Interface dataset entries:
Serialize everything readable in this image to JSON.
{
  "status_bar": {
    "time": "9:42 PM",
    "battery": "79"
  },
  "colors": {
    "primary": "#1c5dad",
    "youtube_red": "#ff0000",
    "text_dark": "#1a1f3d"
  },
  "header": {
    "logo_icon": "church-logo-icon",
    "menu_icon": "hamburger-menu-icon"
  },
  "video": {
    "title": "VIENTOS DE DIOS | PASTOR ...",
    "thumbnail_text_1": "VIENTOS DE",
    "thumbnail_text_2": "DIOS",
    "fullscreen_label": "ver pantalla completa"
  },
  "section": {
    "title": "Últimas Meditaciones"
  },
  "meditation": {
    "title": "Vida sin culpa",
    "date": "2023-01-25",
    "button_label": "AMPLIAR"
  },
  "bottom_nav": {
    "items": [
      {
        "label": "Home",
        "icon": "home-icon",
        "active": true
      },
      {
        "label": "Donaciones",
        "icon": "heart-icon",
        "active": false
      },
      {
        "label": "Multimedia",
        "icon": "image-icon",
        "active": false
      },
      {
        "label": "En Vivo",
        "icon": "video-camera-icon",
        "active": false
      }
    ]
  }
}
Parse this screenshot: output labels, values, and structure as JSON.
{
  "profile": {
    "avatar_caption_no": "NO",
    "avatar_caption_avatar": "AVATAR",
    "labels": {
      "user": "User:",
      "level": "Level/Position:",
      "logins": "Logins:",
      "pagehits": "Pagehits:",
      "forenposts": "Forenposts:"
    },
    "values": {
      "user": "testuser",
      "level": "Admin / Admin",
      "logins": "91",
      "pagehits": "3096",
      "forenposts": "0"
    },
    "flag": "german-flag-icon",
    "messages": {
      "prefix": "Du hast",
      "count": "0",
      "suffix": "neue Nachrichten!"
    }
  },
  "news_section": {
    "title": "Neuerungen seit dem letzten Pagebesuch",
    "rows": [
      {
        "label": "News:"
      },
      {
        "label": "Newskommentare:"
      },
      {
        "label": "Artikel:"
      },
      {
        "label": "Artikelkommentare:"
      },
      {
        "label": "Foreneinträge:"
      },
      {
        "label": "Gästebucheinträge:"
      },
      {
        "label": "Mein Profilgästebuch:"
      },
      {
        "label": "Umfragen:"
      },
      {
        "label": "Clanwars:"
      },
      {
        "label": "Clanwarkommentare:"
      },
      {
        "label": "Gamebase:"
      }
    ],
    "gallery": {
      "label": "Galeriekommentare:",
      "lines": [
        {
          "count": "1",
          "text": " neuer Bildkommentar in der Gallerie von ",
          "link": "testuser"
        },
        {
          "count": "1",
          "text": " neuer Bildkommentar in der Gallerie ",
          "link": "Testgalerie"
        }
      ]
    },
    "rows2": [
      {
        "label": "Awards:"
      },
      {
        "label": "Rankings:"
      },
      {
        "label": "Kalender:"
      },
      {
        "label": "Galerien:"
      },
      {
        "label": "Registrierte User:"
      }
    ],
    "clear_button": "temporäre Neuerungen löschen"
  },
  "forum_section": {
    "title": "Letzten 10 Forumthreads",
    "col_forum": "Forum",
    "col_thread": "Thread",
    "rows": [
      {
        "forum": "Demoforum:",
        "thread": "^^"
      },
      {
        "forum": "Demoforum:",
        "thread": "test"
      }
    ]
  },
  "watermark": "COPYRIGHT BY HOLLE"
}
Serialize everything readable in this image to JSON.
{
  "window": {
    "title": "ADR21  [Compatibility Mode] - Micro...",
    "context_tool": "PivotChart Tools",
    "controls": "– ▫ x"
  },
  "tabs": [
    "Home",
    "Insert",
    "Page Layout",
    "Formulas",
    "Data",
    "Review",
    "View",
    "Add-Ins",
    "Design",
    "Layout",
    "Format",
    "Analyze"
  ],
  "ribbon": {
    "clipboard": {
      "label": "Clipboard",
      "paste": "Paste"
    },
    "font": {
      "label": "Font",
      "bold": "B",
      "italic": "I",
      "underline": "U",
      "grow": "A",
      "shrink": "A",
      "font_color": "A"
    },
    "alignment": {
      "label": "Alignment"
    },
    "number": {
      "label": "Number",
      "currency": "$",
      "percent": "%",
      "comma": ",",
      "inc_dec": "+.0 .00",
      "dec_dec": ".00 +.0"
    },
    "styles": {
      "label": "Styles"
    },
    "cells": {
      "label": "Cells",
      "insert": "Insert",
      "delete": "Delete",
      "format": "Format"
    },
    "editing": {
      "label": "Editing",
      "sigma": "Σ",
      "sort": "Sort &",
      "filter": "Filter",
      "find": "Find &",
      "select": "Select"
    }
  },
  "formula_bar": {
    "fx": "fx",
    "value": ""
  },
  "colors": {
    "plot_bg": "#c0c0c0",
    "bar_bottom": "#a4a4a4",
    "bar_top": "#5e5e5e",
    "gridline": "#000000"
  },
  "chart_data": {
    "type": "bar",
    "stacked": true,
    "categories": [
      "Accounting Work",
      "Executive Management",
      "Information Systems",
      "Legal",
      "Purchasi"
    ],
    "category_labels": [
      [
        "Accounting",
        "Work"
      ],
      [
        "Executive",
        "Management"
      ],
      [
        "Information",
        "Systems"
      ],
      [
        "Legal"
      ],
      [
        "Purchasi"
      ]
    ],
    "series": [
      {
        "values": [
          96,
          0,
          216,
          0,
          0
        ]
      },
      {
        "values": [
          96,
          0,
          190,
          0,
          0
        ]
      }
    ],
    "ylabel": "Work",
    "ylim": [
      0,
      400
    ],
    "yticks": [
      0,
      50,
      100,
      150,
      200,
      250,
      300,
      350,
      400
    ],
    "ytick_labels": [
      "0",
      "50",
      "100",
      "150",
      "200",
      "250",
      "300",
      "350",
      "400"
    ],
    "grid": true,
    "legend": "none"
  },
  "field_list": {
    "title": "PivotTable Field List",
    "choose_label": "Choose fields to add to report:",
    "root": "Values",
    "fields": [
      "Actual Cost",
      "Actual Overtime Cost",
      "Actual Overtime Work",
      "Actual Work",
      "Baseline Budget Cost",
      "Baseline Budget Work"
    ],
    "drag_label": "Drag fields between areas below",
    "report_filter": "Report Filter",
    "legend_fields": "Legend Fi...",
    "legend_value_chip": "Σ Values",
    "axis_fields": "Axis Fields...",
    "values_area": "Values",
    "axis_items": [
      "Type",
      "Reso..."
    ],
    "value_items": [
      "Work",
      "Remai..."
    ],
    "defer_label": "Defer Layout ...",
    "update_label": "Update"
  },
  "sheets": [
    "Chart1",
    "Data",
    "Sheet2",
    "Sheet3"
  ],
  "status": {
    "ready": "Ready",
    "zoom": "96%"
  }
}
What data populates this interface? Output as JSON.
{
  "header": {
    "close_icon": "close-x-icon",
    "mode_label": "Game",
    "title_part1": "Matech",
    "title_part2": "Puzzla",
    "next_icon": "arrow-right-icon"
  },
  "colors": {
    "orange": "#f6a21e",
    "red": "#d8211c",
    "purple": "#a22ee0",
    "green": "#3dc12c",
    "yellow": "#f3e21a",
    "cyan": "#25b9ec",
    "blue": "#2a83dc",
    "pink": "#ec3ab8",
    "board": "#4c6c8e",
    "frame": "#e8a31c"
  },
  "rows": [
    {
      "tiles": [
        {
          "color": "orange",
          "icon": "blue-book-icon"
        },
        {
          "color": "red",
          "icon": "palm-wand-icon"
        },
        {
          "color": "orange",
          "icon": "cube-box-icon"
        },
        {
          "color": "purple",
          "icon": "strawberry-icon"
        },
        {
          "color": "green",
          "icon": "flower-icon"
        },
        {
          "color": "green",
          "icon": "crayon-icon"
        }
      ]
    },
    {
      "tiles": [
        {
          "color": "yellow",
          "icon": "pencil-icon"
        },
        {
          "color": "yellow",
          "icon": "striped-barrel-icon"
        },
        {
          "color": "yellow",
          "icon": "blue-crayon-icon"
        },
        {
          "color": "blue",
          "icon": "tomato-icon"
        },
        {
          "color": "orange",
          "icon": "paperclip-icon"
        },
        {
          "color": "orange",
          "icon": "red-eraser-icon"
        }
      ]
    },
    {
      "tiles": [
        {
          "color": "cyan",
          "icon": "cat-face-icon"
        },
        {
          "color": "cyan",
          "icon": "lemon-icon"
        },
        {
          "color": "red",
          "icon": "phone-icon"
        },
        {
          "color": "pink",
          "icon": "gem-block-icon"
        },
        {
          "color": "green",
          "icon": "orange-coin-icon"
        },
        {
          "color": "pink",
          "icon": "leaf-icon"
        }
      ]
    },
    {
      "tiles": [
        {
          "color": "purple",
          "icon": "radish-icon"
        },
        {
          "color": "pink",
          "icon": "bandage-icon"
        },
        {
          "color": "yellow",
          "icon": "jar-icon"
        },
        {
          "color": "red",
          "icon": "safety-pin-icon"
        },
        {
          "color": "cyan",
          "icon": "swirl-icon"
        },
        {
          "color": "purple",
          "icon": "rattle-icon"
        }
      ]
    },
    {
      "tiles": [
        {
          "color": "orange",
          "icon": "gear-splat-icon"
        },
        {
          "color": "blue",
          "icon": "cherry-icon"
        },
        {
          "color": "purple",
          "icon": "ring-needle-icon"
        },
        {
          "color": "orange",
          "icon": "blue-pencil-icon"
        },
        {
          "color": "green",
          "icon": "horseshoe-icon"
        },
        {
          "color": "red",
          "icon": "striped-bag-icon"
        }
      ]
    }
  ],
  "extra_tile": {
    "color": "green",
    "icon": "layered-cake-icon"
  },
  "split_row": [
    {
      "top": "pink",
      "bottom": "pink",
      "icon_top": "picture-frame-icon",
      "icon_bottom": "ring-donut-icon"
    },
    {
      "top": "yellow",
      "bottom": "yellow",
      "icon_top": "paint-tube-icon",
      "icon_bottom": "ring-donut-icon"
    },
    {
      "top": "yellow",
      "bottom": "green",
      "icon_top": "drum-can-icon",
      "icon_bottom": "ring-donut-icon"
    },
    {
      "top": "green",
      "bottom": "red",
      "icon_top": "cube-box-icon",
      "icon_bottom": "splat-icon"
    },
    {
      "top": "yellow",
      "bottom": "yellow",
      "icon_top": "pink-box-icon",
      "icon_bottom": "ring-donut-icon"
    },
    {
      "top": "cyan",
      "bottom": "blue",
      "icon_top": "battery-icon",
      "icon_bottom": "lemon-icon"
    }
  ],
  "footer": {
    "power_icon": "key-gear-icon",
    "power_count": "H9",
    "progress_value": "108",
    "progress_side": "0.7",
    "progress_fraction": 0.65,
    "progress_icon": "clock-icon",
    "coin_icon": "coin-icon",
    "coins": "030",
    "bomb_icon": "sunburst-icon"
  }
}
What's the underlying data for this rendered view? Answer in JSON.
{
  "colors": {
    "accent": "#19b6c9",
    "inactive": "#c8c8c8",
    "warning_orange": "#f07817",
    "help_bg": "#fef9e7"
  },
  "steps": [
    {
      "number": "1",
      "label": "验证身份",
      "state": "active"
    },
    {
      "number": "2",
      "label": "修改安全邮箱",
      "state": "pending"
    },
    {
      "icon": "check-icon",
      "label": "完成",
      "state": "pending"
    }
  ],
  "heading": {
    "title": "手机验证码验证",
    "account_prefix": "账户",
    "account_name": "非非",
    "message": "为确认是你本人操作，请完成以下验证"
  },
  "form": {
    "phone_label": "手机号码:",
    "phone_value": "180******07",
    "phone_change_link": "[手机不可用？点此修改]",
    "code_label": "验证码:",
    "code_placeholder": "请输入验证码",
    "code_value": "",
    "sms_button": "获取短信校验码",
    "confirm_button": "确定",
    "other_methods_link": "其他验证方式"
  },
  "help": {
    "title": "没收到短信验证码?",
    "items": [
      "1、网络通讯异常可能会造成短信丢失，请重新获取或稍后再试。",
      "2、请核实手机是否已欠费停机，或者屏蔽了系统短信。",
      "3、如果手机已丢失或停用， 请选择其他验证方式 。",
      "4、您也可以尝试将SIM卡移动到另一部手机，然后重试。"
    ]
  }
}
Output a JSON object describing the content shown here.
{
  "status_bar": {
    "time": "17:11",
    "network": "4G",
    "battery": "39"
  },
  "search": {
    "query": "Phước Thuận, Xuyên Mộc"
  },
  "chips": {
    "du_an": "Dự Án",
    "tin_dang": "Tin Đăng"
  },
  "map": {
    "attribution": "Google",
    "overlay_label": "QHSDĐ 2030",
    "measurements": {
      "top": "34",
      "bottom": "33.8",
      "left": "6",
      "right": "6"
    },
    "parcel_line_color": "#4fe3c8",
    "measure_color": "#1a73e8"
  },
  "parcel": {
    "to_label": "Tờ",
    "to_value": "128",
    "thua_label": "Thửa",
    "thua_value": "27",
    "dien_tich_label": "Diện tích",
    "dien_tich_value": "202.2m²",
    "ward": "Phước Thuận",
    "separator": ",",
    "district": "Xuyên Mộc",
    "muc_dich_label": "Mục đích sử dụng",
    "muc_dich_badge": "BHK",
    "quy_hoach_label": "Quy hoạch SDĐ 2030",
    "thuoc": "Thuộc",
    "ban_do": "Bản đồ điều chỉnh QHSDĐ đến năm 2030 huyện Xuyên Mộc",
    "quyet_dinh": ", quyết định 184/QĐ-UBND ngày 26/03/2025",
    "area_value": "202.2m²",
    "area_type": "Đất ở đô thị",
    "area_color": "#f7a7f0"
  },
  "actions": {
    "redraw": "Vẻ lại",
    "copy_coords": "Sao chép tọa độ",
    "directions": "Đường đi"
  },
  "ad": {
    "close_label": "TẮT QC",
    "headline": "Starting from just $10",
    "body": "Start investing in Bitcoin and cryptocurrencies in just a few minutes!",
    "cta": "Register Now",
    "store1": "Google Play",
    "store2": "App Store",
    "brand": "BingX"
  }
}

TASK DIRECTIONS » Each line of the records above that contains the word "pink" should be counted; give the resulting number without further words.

ANSWER FOR THIS EXERCISE » 7